The Left And God

Ken AshfordDemocrats, GodstuffLeave a Comment

Discussions generated from fall out surrounding Amanda Marcotte’s departure from the John Edwards campaign are still taking up pixels in lefty blogger circles. Atrios has led the league in thoughts on the subject, and the New Donkey summarizes his thoughts and responds:

His basic argument, with which I basically agree, is that once "people of faith" inject their religious views into public discourse, the content of those views is fair game for commentary, dissent and even mockery, though mockery may be politically inadvisable if you are, say, involved in a presidential campaign.

I would offer one important qualifier to his general take: mocking the religious underpinnings of some political position is one thing; denying their sincerity is another.

Atrios responds: "I do agree that questioning the sincerity of peoples’ faith does anger them. … I’ve had this conversation with anti-choice progressives, who think it’s important for me to understand that their anti-choice views come from a sincere religious belief. The thing is, I just don’t care. The fact that your political beliefs are motivated by your religion doesn’t make them special to me."

Also responding to Atrios thoughts on the subject Kos writes: "If a candidate sincerely gets his or her values from religion, then that’s fine. The Bible is a wonderfully liberal text. … But religious values are no more superior than the values I learned from my [grandma] … They are no more superior than the values Tester learned on the farm from his farmer father and grandfather. Or the values that Webb learned while proudly wearing his uniform."

Kos’ post moved Rev. Jim Wallis to respond: "So Kos, let’s made a deal. How about if progressive religious folks, like me, make real sure that we never say, or even suggest, that values have to come from faith – and progressive secular folks, like you, never suggest that progressive values can’t come from faith (and perhaps concede that, in fact, they often do)." Kos thinks this is exactly what he already proposed. Talk Left‘s Big Tent Democrat comments: "With "friends" like Jim Wallis, Dems need no enemies."
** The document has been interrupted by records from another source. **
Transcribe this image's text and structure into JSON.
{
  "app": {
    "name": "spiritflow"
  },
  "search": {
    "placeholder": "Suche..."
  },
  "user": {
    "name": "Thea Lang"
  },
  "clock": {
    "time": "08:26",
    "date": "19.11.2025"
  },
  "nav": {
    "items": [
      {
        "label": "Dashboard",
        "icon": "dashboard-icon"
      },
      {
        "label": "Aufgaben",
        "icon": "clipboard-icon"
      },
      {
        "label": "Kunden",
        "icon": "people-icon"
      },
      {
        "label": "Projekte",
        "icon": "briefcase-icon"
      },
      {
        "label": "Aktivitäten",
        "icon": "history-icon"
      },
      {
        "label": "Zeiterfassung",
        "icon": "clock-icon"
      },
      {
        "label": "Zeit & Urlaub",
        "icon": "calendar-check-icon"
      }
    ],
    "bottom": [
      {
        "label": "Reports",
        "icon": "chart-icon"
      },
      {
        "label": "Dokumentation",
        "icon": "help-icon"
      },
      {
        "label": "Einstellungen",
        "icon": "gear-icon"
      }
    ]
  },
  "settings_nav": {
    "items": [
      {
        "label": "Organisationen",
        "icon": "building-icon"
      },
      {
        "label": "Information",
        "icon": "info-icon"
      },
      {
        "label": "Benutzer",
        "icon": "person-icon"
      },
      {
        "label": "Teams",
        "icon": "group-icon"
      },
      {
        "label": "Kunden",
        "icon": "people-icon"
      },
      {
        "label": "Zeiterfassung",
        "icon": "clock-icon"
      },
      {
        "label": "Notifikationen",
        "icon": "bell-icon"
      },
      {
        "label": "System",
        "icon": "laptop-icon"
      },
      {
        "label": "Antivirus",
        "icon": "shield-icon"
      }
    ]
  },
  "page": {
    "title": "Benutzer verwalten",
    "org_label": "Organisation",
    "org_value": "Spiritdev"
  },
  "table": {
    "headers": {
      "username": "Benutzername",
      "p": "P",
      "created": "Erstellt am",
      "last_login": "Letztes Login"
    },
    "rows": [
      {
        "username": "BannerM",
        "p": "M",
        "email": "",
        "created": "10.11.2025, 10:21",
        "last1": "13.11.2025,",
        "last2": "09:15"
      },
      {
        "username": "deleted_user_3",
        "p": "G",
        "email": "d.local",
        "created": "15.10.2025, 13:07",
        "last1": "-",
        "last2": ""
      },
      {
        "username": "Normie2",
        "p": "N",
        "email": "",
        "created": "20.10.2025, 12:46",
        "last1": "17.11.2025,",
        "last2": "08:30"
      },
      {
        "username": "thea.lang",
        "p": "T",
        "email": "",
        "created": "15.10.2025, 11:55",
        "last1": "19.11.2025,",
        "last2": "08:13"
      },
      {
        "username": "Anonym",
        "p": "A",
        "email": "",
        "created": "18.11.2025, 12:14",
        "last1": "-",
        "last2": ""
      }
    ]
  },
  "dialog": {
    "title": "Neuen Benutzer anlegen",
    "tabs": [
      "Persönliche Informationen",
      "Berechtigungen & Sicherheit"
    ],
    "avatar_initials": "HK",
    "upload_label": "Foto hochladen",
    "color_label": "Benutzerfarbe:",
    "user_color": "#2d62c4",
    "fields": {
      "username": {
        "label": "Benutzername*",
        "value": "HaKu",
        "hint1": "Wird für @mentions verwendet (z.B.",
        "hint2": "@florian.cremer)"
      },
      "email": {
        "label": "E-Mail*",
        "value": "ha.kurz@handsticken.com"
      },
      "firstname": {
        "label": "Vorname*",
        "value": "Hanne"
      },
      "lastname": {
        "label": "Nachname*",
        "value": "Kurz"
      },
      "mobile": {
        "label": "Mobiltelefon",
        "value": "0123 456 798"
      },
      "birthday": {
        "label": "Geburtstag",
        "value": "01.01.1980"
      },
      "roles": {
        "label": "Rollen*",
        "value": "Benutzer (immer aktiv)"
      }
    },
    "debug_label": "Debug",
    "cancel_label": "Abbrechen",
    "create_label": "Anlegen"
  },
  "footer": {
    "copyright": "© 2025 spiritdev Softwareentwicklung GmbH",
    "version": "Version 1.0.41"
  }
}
Back at Eschaton, Atrios had moved on to addressing concerns from Jesse Lava that Atrios rhetoric, including calling religous language gibberish, often sounds dismissive to "devout Christians’ ears." Atrios responds: "How is that a barb? I’m not religious, I have only a passing familiarity with Christian theology, its associated customs, and the language used by its adherents when discussing it. Finnish is also gibberish to me … I’m not obligated to understand your traditions, and don’t claim to. It’s that simple."